16 Pope thought that some of the rhyming verses in this play were not from the hand of Sbakspeare.
17 This abrupt eliptical exclamation of impatience is again used in the Taming of a Shrew :- Why when, I say! Nay, good sweet Kate, be merry. It appears to be equivalent to when will such a thing be done ?
18 • There is no boot,' or it booteth not, is as much as to say there is no help,' resistance would be vain, or profitless. 19 i. e. my name that lives on my grave in despite of death.
spots : take but
I am disgrac'd, impeach'd, and baffled 20 here;
Rage must be withstood : Give me his gage:—Lions make leopards 21 tame. Nor. Yea, but not change their 22
life is done : Then, dear my liege, mine honour let me try; In that I live, and for that will I die. K. Rich. Cousin, throw down your gage; do you
begin. Boling. O, God defend my soul from such foul sin! Shall I seem crest-fallen in my father's sight ? Or with pale beggar-fear impeach my height Before this outdar'd dastard! Ere my tongue Shall wound mine honour with such feeble wrong, Or sound so base a parle, my teeth shall tear The slavish motive of recanting fear; And spit it bleeding in his high disgrace, Where shame doth harbour, even in Mowbray's face.
[Exit GAUNT. 20 Bufjled in this place signifies abused, reviled, reproached in base terms ;' which was the ancient signification of the word, as well as to deceive or circumvent. Vide Cotgrave in v. Baffouer. See also a note on King Henry IV. Part 1. Act i. Sc. 2.

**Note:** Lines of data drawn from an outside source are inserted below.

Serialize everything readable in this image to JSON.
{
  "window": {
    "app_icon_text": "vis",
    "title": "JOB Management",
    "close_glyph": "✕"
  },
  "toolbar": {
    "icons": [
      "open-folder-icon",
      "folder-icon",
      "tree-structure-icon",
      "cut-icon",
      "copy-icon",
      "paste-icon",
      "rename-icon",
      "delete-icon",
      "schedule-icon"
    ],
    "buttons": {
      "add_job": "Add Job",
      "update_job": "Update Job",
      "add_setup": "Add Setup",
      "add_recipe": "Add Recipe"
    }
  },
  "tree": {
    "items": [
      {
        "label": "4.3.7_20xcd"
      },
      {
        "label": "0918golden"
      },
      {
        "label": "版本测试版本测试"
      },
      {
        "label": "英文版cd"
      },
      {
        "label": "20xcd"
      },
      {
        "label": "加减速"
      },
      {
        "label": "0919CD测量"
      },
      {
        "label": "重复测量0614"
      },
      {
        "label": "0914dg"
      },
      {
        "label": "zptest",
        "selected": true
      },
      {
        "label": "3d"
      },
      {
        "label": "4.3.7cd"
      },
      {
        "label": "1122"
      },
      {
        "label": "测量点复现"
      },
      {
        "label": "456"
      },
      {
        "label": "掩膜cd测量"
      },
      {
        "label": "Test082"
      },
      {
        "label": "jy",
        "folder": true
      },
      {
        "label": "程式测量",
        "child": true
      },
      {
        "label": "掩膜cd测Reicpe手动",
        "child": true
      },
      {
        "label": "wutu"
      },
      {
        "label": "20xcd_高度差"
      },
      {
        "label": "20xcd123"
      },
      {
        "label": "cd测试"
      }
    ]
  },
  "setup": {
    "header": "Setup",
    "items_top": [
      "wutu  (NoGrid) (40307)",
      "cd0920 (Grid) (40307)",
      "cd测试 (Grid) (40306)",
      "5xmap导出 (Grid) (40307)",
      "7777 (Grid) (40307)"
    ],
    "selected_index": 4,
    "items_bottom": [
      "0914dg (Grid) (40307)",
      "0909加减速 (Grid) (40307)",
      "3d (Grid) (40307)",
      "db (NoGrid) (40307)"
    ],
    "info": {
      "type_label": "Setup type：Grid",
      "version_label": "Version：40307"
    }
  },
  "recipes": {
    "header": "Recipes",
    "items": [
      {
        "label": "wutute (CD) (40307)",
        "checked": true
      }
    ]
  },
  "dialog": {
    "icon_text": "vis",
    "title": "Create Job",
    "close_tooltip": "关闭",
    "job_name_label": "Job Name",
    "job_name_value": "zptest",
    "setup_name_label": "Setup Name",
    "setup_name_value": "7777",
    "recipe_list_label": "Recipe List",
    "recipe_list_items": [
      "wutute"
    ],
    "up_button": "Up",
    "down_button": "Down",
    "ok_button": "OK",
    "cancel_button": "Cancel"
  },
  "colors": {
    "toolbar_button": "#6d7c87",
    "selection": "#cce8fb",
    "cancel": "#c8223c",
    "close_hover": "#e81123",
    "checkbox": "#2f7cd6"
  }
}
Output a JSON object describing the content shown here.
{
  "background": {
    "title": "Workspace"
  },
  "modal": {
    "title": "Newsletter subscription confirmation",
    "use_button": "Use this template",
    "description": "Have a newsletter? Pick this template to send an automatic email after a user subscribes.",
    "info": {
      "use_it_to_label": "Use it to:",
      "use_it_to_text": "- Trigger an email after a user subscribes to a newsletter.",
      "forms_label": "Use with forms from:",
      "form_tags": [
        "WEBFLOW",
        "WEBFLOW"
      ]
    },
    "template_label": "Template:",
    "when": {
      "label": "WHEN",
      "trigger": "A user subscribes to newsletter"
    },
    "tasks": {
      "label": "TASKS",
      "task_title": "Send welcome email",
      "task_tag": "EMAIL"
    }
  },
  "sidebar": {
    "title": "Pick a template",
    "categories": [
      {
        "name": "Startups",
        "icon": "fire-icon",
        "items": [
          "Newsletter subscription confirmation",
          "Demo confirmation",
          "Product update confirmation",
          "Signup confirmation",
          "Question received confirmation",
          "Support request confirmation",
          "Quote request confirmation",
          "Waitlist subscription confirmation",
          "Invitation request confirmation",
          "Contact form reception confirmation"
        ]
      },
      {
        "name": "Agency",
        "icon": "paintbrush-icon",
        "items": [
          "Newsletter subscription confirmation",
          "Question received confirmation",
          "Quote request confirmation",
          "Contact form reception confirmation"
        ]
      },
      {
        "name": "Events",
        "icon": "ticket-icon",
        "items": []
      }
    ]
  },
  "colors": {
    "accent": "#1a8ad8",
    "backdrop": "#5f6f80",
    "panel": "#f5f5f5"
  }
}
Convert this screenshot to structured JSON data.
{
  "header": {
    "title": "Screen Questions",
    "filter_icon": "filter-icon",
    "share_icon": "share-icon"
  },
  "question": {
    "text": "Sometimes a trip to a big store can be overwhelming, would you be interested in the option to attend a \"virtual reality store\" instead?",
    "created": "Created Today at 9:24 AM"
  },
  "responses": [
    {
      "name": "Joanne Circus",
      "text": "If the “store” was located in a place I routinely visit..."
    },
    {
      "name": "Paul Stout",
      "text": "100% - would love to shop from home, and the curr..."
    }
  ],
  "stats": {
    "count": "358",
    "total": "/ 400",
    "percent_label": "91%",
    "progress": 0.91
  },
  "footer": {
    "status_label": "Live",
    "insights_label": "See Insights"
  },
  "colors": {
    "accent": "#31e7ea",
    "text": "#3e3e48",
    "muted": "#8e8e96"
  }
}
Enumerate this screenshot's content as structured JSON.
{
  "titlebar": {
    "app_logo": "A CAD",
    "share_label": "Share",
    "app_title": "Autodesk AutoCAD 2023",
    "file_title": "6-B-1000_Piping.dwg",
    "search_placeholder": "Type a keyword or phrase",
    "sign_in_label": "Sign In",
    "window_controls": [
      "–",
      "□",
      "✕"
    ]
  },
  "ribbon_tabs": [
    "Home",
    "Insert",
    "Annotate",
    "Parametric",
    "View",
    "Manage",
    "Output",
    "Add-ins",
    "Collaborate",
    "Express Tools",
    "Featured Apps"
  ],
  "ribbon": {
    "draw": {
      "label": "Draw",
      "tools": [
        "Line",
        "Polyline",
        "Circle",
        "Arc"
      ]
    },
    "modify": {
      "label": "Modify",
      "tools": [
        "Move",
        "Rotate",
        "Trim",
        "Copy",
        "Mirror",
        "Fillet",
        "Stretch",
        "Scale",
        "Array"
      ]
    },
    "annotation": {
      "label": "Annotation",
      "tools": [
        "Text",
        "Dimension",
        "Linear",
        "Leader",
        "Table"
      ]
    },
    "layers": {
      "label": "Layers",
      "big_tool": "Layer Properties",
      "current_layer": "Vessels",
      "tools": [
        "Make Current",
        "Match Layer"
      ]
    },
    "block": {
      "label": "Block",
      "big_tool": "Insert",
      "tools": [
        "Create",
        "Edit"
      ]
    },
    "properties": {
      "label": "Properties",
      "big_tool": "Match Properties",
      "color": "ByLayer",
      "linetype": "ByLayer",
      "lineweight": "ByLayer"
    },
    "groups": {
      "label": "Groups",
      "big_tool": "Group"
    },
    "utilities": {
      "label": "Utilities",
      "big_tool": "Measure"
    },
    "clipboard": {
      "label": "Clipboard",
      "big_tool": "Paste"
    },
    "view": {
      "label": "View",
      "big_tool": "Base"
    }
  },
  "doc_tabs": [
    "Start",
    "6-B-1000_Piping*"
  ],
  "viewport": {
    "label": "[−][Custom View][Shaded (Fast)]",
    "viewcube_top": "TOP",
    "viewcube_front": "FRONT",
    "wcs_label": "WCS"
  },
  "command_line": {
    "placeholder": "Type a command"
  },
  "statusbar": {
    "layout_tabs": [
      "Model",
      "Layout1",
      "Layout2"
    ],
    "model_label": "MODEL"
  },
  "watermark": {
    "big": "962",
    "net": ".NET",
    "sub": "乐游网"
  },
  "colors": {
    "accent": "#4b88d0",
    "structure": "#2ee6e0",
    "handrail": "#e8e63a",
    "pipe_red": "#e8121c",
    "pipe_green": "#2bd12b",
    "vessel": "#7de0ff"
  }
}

21 There is an allusion here to the crest of Norfolk, which was a golden leopard.
22 The old copies have' his spots.' The alteration was made by Pope.